Back in 2006 I gave a short in talk at a KDE conference in Dublin on the topic of “A Standard ODF Object Model”, essentially laying out my thoughts on why we needed an “ODF Toolkit”. As part of that presentation I listed “20 Prototypical App Dev Scenarios”, my attempt to enumerate all the fundamental patterns of use for ODF. I did a blog post on this list later that year.
I’d like to augment that list with a new pattern of use, a clever idea suggested to me by Jomar Silva in an email quite a while ago, but an idea which I just recently warmed up to. I believe this technique could be quite powerful and should take its place as the 21st scenario for any ODF Toolkit.
It goes something like this:
If you have a toolkit written in a language, say Java, and the toolkit has API’s which you can use to both read and write ODF documents, then you can write a program that will read an ODF document and write out the Java code that would be needed to re-create that same ODF document. So it is a code generation pattern. Java code reads ODF and writes source code for Java program that can then be compiled to write ODF.
This is very useful in a number of situations. For example, you can design your document in a familiar tool, like your word processor. Get all of the styles and layout correct and then run the code generator to generate the Java source file. Then hand-edit the source code to make changes, such as substitutions, insertions, looping to copy content down a row, etc. You could even adopt a place-holder convention in your original document, to make it easier to find the areas that you wanted to replace. For example “REPLACE-FNAME” and “REPLACE-LNAME” might be be a good place-holder.

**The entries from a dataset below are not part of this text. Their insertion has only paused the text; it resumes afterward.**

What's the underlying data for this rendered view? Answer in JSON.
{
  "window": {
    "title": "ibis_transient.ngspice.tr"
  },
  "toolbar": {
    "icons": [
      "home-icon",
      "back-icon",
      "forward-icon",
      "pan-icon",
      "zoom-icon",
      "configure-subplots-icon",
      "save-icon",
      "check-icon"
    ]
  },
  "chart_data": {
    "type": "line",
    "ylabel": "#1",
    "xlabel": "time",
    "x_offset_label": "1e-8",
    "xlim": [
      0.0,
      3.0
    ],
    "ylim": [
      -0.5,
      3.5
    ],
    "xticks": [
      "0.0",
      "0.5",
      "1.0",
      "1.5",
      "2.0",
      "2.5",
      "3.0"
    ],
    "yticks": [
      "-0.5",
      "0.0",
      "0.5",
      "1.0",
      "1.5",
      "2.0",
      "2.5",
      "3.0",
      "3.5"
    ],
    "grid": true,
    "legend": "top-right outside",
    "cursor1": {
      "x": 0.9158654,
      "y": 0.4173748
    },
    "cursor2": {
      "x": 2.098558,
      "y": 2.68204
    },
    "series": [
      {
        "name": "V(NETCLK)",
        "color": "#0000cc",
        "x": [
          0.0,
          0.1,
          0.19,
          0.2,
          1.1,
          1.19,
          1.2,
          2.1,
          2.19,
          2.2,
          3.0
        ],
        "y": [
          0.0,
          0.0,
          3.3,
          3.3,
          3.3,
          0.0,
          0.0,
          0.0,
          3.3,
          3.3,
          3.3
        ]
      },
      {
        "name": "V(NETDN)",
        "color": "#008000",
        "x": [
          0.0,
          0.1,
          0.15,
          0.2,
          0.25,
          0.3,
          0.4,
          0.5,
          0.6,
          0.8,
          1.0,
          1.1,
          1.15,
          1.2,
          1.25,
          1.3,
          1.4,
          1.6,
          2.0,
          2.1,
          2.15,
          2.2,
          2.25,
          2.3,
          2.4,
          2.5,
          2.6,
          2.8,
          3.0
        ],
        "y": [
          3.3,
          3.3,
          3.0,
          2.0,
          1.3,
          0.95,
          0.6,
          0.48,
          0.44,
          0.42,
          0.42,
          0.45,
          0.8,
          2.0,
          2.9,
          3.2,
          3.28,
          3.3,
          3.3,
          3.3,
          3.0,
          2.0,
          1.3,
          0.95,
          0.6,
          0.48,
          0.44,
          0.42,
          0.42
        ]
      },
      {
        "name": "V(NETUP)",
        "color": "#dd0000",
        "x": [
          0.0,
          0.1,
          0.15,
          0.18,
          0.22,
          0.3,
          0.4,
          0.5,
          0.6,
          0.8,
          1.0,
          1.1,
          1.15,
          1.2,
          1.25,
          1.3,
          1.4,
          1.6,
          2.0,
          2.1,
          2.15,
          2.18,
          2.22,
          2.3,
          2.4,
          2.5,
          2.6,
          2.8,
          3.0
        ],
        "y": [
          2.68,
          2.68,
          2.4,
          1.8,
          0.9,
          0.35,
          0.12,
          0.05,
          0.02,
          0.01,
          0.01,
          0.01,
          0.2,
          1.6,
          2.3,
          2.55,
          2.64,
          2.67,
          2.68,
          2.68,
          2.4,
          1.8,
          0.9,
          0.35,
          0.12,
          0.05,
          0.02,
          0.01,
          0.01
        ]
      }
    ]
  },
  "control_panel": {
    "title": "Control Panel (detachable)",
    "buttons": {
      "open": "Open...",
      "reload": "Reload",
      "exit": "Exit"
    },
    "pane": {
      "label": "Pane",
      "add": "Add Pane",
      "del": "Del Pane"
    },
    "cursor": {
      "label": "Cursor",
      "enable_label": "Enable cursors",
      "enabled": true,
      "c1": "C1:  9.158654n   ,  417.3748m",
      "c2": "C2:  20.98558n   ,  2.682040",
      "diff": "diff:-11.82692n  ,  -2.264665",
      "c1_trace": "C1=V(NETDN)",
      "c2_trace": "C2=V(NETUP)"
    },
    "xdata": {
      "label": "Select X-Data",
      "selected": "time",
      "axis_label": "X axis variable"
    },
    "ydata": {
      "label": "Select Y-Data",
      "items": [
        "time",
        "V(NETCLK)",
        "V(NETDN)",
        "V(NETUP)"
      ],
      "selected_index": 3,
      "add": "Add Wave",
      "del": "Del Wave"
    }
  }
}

Of course, this idea is of general applicability, not just limited to ODF. It could be applied, and for all I know has been applied to HTML, etc.